◆ **Work instruction**:
Every line of the material below that contains the string "minut" must appear in the answer.

◆ **Exercise inputs**:

▽

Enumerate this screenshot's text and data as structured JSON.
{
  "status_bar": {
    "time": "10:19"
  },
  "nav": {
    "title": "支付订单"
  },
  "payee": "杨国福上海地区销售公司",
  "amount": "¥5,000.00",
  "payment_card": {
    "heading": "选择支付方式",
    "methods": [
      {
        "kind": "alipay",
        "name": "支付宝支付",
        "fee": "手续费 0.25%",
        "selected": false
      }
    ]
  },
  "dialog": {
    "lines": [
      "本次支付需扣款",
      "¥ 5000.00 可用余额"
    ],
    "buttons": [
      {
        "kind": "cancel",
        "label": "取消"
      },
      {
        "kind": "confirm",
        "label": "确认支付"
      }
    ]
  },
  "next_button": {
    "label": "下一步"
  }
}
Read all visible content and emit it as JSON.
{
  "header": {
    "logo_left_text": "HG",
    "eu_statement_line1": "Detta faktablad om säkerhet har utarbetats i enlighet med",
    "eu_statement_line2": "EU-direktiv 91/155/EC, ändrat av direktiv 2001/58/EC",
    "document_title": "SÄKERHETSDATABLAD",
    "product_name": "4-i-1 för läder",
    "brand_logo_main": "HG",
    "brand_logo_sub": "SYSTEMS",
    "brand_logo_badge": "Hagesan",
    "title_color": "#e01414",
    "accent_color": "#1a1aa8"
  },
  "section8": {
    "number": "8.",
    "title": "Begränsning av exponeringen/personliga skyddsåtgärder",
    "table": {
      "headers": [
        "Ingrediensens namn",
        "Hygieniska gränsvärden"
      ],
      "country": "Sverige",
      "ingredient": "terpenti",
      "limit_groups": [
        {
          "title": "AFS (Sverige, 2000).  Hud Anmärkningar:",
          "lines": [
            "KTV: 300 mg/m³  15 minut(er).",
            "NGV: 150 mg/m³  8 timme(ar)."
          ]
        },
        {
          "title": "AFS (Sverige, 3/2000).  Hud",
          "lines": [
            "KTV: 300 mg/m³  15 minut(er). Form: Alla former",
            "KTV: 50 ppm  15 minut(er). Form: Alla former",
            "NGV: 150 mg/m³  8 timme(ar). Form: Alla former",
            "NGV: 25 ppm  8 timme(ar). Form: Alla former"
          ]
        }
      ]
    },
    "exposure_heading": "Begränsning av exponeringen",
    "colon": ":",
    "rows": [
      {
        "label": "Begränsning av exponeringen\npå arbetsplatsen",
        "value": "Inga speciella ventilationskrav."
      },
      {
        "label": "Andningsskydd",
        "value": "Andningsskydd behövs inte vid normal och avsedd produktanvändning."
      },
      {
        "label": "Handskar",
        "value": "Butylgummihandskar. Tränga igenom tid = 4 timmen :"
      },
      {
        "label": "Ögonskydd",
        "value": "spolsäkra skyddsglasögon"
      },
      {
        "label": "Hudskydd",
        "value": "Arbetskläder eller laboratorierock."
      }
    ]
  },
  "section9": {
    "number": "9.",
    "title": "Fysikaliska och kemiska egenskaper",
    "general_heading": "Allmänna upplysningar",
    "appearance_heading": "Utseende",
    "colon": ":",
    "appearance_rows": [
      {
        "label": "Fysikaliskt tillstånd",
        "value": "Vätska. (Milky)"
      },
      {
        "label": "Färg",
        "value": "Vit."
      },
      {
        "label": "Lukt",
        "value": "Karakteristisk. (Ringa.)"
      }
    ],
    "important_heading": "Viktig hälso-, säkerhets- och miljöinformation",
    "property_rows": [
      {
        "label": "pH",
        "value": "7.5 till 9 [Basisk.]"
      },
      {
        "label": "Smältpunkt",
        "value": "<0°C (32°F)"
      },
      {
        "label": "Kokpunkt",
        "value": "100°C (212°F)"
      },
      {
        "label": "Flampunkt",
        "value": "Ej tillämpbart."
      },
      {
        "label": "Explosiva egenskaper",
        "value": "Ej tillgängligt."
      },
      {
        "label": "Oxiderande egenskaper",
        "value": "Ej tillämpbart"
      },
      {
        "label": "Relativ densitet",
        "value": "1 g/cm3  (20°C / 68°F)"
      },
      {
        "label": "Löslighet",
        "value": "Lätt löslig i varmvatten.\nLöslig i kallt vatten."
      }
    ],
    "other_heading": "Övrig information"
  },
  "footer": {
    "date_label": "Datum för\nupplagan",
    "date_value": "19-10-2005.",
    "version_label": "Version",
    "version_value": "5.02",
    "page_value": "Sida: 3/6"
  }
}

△

◆ **Answer for the task**:
            "KTV: 300 mg/m³  15 minut(er).",
            "KTV: 300 mg/m³  15 minut(er). Form: Alla former",
            "KTV: 50 ppm  15 minut(er). Form: Alla former",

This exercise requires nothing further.